Japanese Find Romance And Rituals Far From Home

by Doreen Carvajal, New York Times

Most of the brides and grooms are more familiar with Shinto practices than Christian rites. But they are flocking to Paris and other romantic European locations in search of rituals, stained glass and bellowing pipe organs, all chosen from convenient online catalogs.

A Village Life

by Louise Gluck, New Yorker

Magda Mandela

by Hari Kunzru, New Yorker

Aesop In The City

by Yoni Brenner, New Yorker

In Rome, A New Ritual On An Old Bridge

by Ian Fisher, New York Times
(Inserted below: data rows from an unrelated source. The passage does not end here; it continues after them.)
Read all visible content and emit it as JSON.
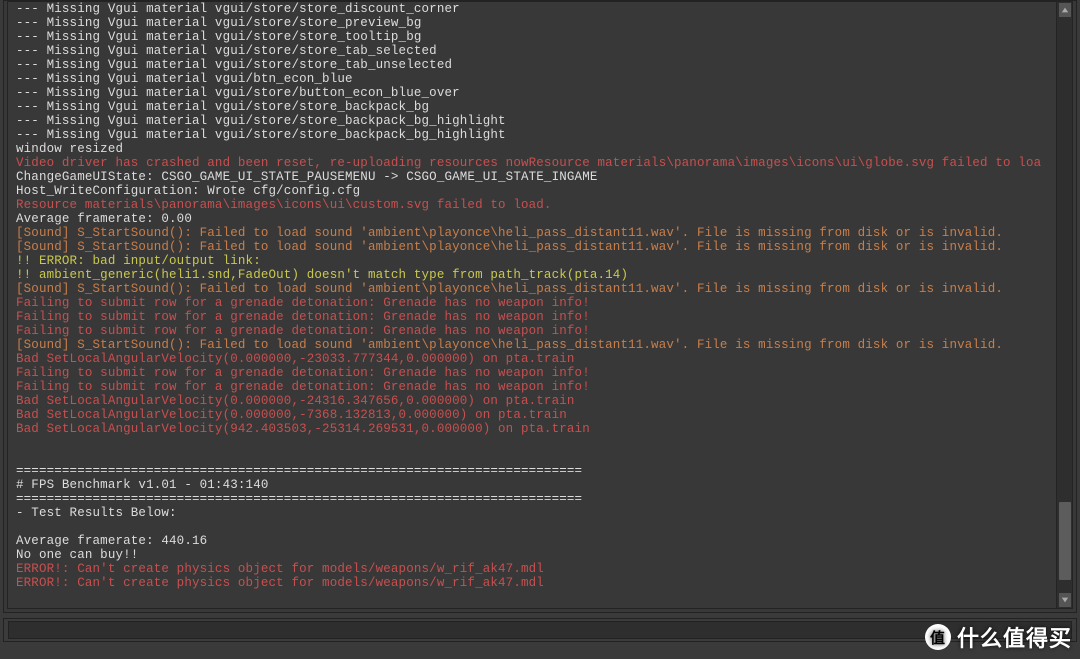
{
  "log": [
    {
      "cls": "c-white",
      "text": "--- Missing Vgui material vgui/store/store_discount_corner"
    },
    {
      "cls": "c-white",
      "text": "--- Missing Vgui material vgui/store/store_preview_bg"
    },
    {
      "cls": "c-white",
      "text": "--- Missing Vgui material vgui/store/store_tooltip_bg"
    },
    {
      "cls": "c-white",
      "text": "--- Missing Vgui material vgui/store/store_tab_selected"
    },
    {
      "cls": "c-white",
      "text": "--- Missing Vgui material vgui/store/store_tab_unselected"
    },
    {
      "cls": "c-white",
      "text": "--- Missing Vgui material vgui/btn_econ_blue"
    },
    {
      "cls": "c-white",
      "text": "--- Missing Vgui material vgui/store/button_econ_blue_over"
    },
    {
      "cls": "c-white",
      "text": "--- Missing Vgui material vgui/store/store_backpack_bg"
    },
    {
      "cls": "c-white",
      "text": "--- Missing Vgui material vgui/store/store_backpack_bg_highlight"
    },
    {
      "cls": "c-white",
      "text": "--- Missing Vgui material vgui/store/store_backpack_bg_highlight"
    },
    {
      "cls": "c-white",
      "text": "window resized"
    },
    {
      "cls": "c-red",
      "text": "Video driver has crashed and been reset, re-uploading resources nowResource materials\\panorama\\images\\icons\\ui\\globe.svg failed to loa"
    },
    {
      "cls": "c-white",
      "text": "ChangeGameUIState: CSGO_GAME_UI_STATE_PAUSEMENU -> CSGO_GAME_UI_STATE_INGAME"
    },
    {
      "cls": "c-white",
      "text": "Host_WriteConfiguration: Wrote cfg/config.cfg"
    },
    {
      "cls": "c-red",
      "text": "Resource materials\\panorama\\images\\icons\\ui\\custom.svg failed to load."
    },
    {
      "cls": "c-white",
      "text": "Average framerate: 0.00"
    },
    {
      "cls": "c-orange",
      "text": "[Sound] S_StartSound(): Failed to load sound 'ambient\\playonce\\heli_pass_distant11.wav'. File is missing from disk or is invalid."
    },
    {
      "cls": "c-orange",
      "text": "[Sound] S_StartSound(): Failed to load sound 'ambient\\playonce\\heli_pass_distant11.wav'. File is missing from disk or is invalid."
    },
    {
      "cls": "c-yellow",
      "text": "!! ERROR: bad input/output link:"
    },
    {
      "cls": "c-yellow",
      "text": "!! ambient_generic(heli1.snd,FadeOut) doesn't match type from path_track(pta.14)"
    },
    {
      "cls": "c-orange",
      "text": "[Sound] S_StartSound(): Failed to load sound 'ambient\\playonce\\heli_pass_distant11.wav'. File is missing from disk or is invalid."
    },
    {
      "cls": "c-red",
      "text": "Failing to submit row for a grenade detonation: Grenade has no weapon info!"
    },
    {
      "cls": "c-red",
      "text": "Failing to submit row for a grenade detonation: Grenade has no weapon info!"
    },
    {
      "cls": "c-red",
      "text": "Failing to submit row for a grenade detonation: Grenade has no weapon info!"
    },
    {
      "cls": "c-orange",
      "text": "[Sound] S_StartSound(): Failed to load sound 'ambient\\playonce\\heli_pass_distant11.wav'. File is missing from disk or is invalid."
    },
    {
      "cls": "c-red",
      "text": "Bad SetLocalAngularVelocity(0.000000,-23033.777344,0.000000) on pta.train"
    },
    {
      "cls": "c-red",
      "text": "Failing to submit row for a grenade detonation: Grenade has no weapon info!"
    },
    {
      "cls": "c-red",
      "text": "Failing to submit row for a grenade detonation: Grenade has no weapon info!"
    },
    {
      "cls": "c-red",
      "text": "Bad SetLocalAngularVelocity(0.000000,-24316.347656,0.000000) on pta.train"
    },
    {
      "cls": "c-red",
      "text": "Bad SetLocalAngularVelocity(0.000000,-7368.132813,0.000000) on pta.train"
    },
    {
      "cls": "c-red",
      "text": "Bad SetLocalAngularVelocity(942.403503,-25314.269531,0.000000) on pta.train"
    },
    {
      "cls": "c-white",
      "text": ""
    },
    {
      "cls": "c-white",
      "text": ""
    },
    {
      "cls": "c-white",
      "text": "=========================================================================="
    },
    {
      "cls": "c-white",
      "text": "# FPS Benchmark v1.01 - 01:43:140"
    },
    {
      "cls": "c-white",
      "text": "=========================================================================="
    },
    {
      "cls": "c-white",
      "text": "- Test Results Below:"
    },
    {
      "cls": "c-white",
      "text": ""
    },
    {
      "cls": "c-white",
      "text": "Average framerate: 440.16"
    },
    {
      "cls": "c-white",
      "text": "No one can buy!!"
    },
    {
      "cls": "c-red",
      "text": "ERROR!: Can't create physics object for models/weapons/w_rif_ak47.mdl"
    },
    {
      "cls": "c-red",
      "text": "ERROR!: Can't create physics object for models/weapons/w_rif_ak47.mdl"
    },
    {
      "cls": "c-white",
      "text": ""
    }
  ],
  "watermark": {
    "logo_char": "值",
    "text": "什么值得买"
  }
}
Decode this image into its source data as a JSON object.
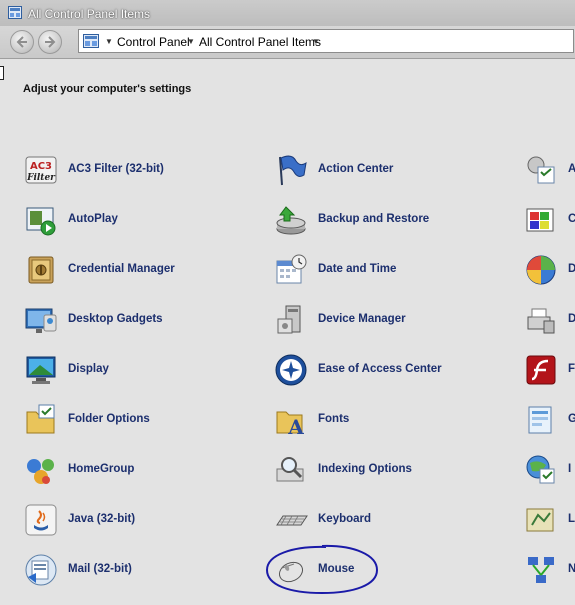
{
  "window": {
    "title": "All Control Panel Items",
    "title_icon": "control-panel-icon"
  },
  "nav": {
    "back_icon": "back-arrow-icon",
    "forward_icon": "forward-arrow-icon",
    "breadcrumb": [
      "Control Panel",
      "All Control Panel Items"
    ]
  },
  "content": {
    "heading": "Adjust your computer's settings",
    "columns": [
      {
        "items": [
          {
            "label": "AC3 Filter (32-bit)",
            "icon": "ac3-filter-icon"
          },
          {
            "label": "AutoPlay",
            "icon": "autoplay-icon"
          },
          {
            "label": "Credential Manager",
            "icon": "credential-manager-icon"
          },
          {
            "label": "Desktop Gadgets",
            "icon": "desktop-gadgets-icon"
          },
          {
            "label": "Display",
            "icon": "display-icon"
          },
          {
            "label": "Folder Options",
            "icon": "folder-options-icon"
          },
          {
            "label": "HomeGroup",
            "icon": "homegroup-icon"
          },
          {
            "label": "Java (32-bit)",
            "icon": "java-icon"
          },
          {
            "label": "Mail (32-bit)",
            "icon": "mail-icon"
          }
        ]
      },
      {
        "items": [
          {
            "label": "Action Center",
            "icon": "action-center-flag-icon"
          },
          {
            "label": "Backup and Restore",
            "icon": "backup-restore-icon"
          },
          {
            "label": "Date and Time",
            "icon": "date-time-icon"
          },
          {
            "label": "Device Manager",
            "icon": "device-manager-icon"
          },
          {
            "label": "Ease of Access Center",
            "icon": "ease-of-access-icon"
          },
          {
            "label": "Fonts",
            "icon": "fonts-icon"
          },
          {
            "label": "Indexing Options",
            "icon": "indexing-options-icon"
          },
          {
            "label": "Keyboard",
            "icon": "keyboard-icon"
          },
          {
            "label": "Mouse",
            "icon": "mouse-icon"
          }
        ]
      },
      {
        "items": [
          {
            "label": "A",
            "icon": "administrative-tools-icon"
          },
          {
            "label": "C",
            "icon": "color-management-icon"
          },
          {
            "label": "D",
            "icon": "default-programs-icon"
          },
          {
            "label": "D",
            "icon": "devices-printers-icon"
          },
          {
            "label": "F",
            "icon": "flash-player-icon"
          },
          {
            "label": "G",
            "icon": "getting-started-icon"
          },
          {
            "label": "I",
            "icon": "internet-options-icon"
          },
          {
            "label": "L",
            "icon": "location-sensors-icon"
          },
          {
            "label": "N",
            "icon": "network-sharing-icon"
          }
        ]
      }
    ]
  },
  "annotation": {
    "circled_item": "Mouse",
    "color": "#1a1aa8"
  }
}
The story of how Ponte Milvio, north of Rome's center, became the city’s symbol of love follows a particularly Italian script blending history, myth, truly ludicrous political posturing and the unexpected.

In Search Of Lost Time

by Jenny Turner, The Guardian

From chemistry sets to homemade face scrubs — following the success of The Dangerous Book for Boys comes The Great Big Glorious Book for Girls, with anthologies from children's classics Look and Learn and Ladybird on the way. What does the popularity of nostalgia lit tell us about ourselves today?

August 6, 2007

The Dream Of Time Travel

by Neil Bowdler, BBC News

From HG Wells to the latest Big Brother challenge, time travel has sparked the popular imagination. Now, an American scientist has broken his silence about his dream of time travel, with a book documenting his life-long struggle to build a time machine.

Publishing Never Had A Golden Age

by Louise Tucker, The Guardian

So, today's book industry is focused on profit margins and it's tough for authors to get themselves in print. What's new?

Sink Or Swim

by Jeannie Marie Laskas, Washington Post

Courage can get you into deep water.

Unemployed 17 Months And Counting

by John McCarthy, as told to Mark Pothier, Boston Globe

I've questioned my resume. I've debated leaving the state. I've doubted my self-worth.

Oldest Profession Flourishes In China

by Maureen Fan, Washington Post

No longer limited to well-known bars or a growing number of karaoke parlors, prostitutes are everywhere in Chinat today, branching out onto college campuses, moving into private residential compounds and approaching customers on mobile phone networks.

August 4, 2007

Off The Record

by Robert Sandall, Prospect Magazine

In recent years, the economics of pop music have been upended. The market for CDs has collapsed, and not even the rise of legal downloading can offset the damages to record companies. Meanwhile, demand for live performances has rocketed.

Getting Iraq Wrong

by Michael Ignatieff, New York Times

The unfolding catastrophe in Iraq has condemned the political judgment of a president. But it has also condemned the judgment of many others, myself included, who as commentators supported the invasion.

August 3, 2007

Beating Joel Stein

by Joel Stein, Los Angeles Times

The main difference between me and the average blogger is that I get paid. How long I can continue to earn a living off of something people do just as well for free is a question I occasinally ask myself, and one I frequently am asked by people who send me hate mail.

Archaeological Digging In The Digital Age

by Michael Laris, Washington Post

Inspiration to find a new way to view the county came from years of frustration with the marred paper copies of aerial photo sthat provided a disjointed and grease-pencil-stained picture of Fairfax's history.

Your Cheatin' Listenin' Ways

by Andrew Adam Newman, New York Times

Is it acceptable, they debate within and among themselves, to listen to that month's book rather than read it? Or is that cheating, like watching the movie instead of readng the book?

August 2, 2007

And The Band Stayed On

by Erwin R. Tiongson, New York Times

It is a terrible gift, the transitory loss — the momentary panic, the unexpected restoration and the one, final, permanent loss indelibly etched into it.

As I Lay Wired

by Tyler Smith, Identity Theory

August 1, 2007

Language Evolution's Slippery Tropes

by William Grimes, New York Times

Christine Kenneally's lucid survey of the expanding field of language evolution is dedicated to solving what she calls "the hardest problem in science today."

Fine Diner To Riffraff: Tipsy Tales Of 4 Star Benders

by Frank Bruni, New York Times

At fancy restaurants, the inebriation comes at a higher price, but it looks much the same.

By Heng-Cheong Leong